The roughly 100 people who have been hired to oversee construction and install human resources plans at the plant will not lose their jobs and will be assigned other duties, Goss said.

“Those people’s jobs are safe, and we’ll find things for them to do,” he said.

Mississippi Gov. Haley Barbour said at a news conference that the state has invested $200 million in the plant, while local governments have invested about $35 million. He said Toyota plans to work with state and local governments to mitigate extra costs caused by the delay.

“While we definitely are disappointed (and) wish it wasn’t happening, we understand that these companies like Toyota have to operate in the private marketplace and have to do so successfully,” Barbour said.

Although Toyota’s U.S. sales have held up better than those of its Detroit-based counterparts, the entire industry has seen a steep plunge because consumers are skittish about making big purchases during the recession, and it has been more difficult and more expensive for some buyers to obtain financing in the tightened credit markets.

Toyota reported its auto sales in the U.S. fell 34 percent in November, while sales across the industry sank 37 percent. The company’s sales are down 13 percent for the first 11 months of the year compared with the same period in 2007.

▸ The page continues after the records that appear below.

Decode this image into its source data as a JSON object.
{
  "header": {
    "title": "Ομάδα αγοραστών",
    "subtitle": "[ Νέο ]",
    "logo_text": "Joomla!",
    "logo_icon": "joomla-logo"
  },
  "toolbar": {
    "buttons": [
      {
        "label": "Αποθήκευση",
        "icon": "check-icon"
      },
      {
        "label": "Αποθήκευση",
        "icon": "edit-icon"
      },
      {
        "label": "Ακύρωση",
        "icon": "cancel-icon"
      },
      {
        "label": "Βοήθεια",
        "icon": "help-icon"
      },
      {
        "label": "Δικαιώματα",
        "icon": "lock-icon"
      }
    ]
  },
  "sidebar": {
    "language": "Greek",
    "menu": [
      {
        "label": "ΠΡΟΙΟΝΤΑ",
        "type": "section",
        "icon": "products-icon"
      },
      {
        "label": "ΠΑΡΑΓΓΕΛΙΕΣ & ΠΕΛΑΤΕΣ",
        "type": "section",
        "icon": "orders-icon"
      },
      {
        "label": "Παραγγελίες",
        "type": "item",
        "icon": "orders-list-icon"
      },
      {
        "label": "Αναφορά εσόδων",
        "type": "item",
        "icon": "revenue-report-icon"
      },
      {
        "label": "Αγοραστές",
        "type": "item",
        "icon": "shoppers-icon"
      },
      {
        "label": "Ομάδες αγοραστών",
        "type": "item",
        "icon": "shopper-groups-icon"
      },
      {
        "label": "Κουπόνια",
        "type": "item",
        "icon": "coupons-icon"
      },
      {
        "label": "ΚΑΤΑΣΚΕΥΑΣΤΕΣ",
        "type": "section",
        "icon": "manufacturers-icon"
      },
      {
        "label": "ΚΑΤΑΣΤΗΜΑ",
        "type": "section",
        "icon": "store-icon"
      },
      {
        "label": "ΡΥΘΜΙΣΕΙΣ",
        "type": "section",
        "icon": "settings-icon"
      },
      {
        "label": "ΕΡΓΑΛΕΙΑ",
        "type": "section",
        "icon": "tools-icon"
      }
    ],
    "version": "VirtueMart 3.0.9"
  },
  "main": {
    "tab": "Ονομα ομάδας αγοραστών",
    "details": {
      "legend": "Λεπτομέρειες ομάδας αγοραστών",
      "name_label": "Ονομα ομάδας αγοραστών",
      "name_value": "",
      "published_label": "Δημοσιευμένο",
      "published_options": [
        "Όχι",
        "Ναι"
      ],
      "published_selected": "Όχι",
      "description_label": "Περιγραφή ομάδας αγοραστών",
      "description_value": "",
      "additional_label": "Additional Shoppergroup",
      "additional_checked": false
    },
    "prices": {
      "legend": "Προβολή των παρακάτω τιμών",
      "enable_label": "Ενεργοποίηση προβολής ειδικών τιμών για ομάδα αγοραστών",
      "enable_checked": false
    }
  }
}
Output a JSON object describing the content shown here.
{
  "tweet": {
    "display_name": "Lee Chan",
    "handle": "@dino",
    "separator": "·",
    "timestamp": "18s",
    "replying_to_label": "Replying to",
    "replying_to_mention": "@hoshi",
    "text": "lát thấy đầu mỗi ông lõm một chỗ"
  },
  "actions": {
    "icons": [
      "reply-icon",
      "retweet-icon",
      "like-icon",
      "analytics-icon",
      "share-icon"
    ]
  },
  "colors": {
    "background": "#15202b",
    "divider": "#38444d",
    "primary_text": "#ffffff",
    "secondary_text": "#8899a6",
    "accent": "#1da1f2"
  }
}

The Toyota City, Japan-based automaker has also seen volumes of its once-popular hybrids plunge amid the collapse in gasoline prices. The Prius was a brisk-seller earlier this year as a gallon of gas fetched well over $4 a gallon, but U.S. sales plunged 48 percent in November. Toyota’s other hybrids, like gas-electric versions of the Camry sedan and Highlander sport utility vehicle, are facing even bigger sales declines.

There are also signs that Toyota is starting to feel the slowdown in sales globally as demand in emerging markets like China, India and Latin America weaken. Toyota last month slashed its profit forecast for the fiscal year that ends in March to 550 billion yen ($5.9 billion), one-third of its previous year’s earnings.

David Rumbarger, president of the Community Development Foundation, a northeast Mississippi development group that helped lure Toyota to the state, said he’s disappointed with Toyota’s decision to delay the plant but understands it, given the industry’s flagging sales.

“Obviously, in these economic times we need every job we can get, but we’re patient,” he said.

Seven suppliers have announced plans to open near the Toyota plant in Mississippi. Rumbarger said each will evaluate its own business plan and decide when to open.

Toyota first announced plans for the Mississippi plant in 2007 and said it would make Highlander SUVs, but the company said this summer it would build the Prius there instead. Back then, Toyota couldn’t keep up with demand for the hybrid, which gets 46 miles per gallon on average and remains the highest-mileage passenger car on the U.S. market, according to the Environmental Protection Agency.

The plant, northwest of Tupelo, Miss., was initially to be up and running in late 2009 or early 2010, but Toyota pushed the date back to mid-2010 after seeing signs of a slowdown in the U.S. auto market earlier this year.

Toyota has made other cutbacks recently to adapt to declining vehicle demand. Last week, the automaker announced production cuts at factories in Indiana, Kentucky and Canada, on top of other reductions in November, when Toyota also cut several hundred contract workers.

The company has 14 manufacturing facilities in North America, including one in California that is a joint-venture with General Motors Corp.

Toyota isn’t the only foreign automaker with plans to expand in the U.S. Volkswagen AG said in July that that it would build its first U.S. assembly plant in Chattanooga, Tenn.

VW officials have said they are sticking with their plans for the plant to begin making cars in 2011 because that’s is a critical part of its goal to boost sales in the U.S. to 1 million a year by 2018, or more than four times the number sold last year.

Kia Motors Corp. also plans to open an assembly plant at West Point, Ga., in 2009.